# Assignment:
Below are some records; print every one of them exactly.
[[ Study material open ]]
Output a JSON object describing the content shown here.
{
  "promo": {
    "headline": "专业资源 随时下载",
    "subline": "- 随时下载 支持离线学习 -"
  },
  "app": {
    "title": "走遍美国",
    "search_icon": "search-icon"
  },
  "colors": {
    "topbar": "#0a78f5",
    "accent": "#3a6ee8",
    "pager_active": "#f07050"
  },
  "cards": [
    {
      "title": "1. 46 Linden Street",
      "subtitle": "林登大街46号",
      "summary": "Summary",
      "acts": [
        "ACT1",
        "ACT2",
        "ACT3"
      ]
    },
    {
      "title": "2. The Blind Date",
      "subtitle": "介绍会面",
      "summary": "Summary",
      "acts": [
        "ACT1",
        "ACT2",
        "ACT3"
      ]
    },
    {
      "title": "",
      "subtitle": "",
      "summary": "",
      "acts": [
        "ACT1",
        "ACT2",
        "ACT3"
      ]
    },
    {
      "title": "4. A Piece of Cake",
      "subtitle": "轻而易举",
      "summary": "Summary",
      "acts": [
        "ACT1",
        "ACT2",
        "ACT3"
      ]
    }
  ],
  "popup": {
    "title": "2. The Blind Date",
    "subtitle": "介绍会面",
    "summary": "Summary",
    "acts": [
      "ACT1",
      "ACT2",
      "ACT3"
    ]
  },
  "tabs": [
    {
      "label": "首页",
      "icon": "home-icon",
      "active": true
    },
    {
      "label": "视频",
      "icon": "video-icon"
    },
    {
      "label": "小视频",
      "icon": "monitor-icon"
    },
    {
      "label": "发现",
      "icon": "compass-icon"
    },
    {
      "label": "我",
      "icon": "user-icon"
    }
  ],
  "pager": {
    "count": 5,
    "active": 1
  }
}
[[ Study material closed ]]
# Reply to the task:
Output a JSON object describing the content shown here.
{
  "promo": {
    "headline": "专业资源 随时下载",
    "subline": "- 随时下载 支持离线学习 -"
  },
  "app": {
    "title": "走遍美国",
    "search_icon": "search-icon"
  },
  "colors": {
    "topbar": "#0a78f5",
    "accent": "#3a6ee8",
    "pager_active": "#f07050"
  },
  "cards": [
    {
      "title": "1. 46 Linden Street",
      "subtitle": "林登大街46号",
      "summary": "Summary",
      "acts": [
        "ACT1",
        "ACT2",
        "ACT3"
      ]
    },
    {
      "title": "2. The Blind Date",
      "subtitle": "介绍会面",
      "summary": "Summary",
      "acts": [
        "ACT1",
        "ACT2",
        "ACT3"
      ]
    },
    {
      "title": "",
      "subtitle": "",
      "summary": "",
      "acts": [
        "ACT1",
        "ACT2",
        "ACT3"
      ]
    },
    {
      "title": "4. A Piece of Cake",
      "subtitle": "轻而易举",
      "summary": "Summary",
      "acts": [
        "ACT1",
        "ACT2",
        "ACT3"
      ]
    }
  ],
  "popup": {
    "title": "2. The Blind Date",
    "subtitle": "介绍会面",
    "summary": "Summary",
    "acts": [
      "ACT1",
      "ACT2",
      "ACT3"
    ]
  },
  "tabs": [
    {
      "label": "首页",
      "icon": "home-icon",
      "active": true
    },
    {
      "label": "视频",
      "icon": "video-icon"
    },
    {
      "label": "小视频",
      "icon": "monitor-icon"
    },
    {
      "label": "发现",
      "icon": "compass-icon"
    },
    {
      "label": "我",
      "icon": "user-icon"
    }
  ],
  "pager": {
    "count": 5,
    "active": 1
  }
}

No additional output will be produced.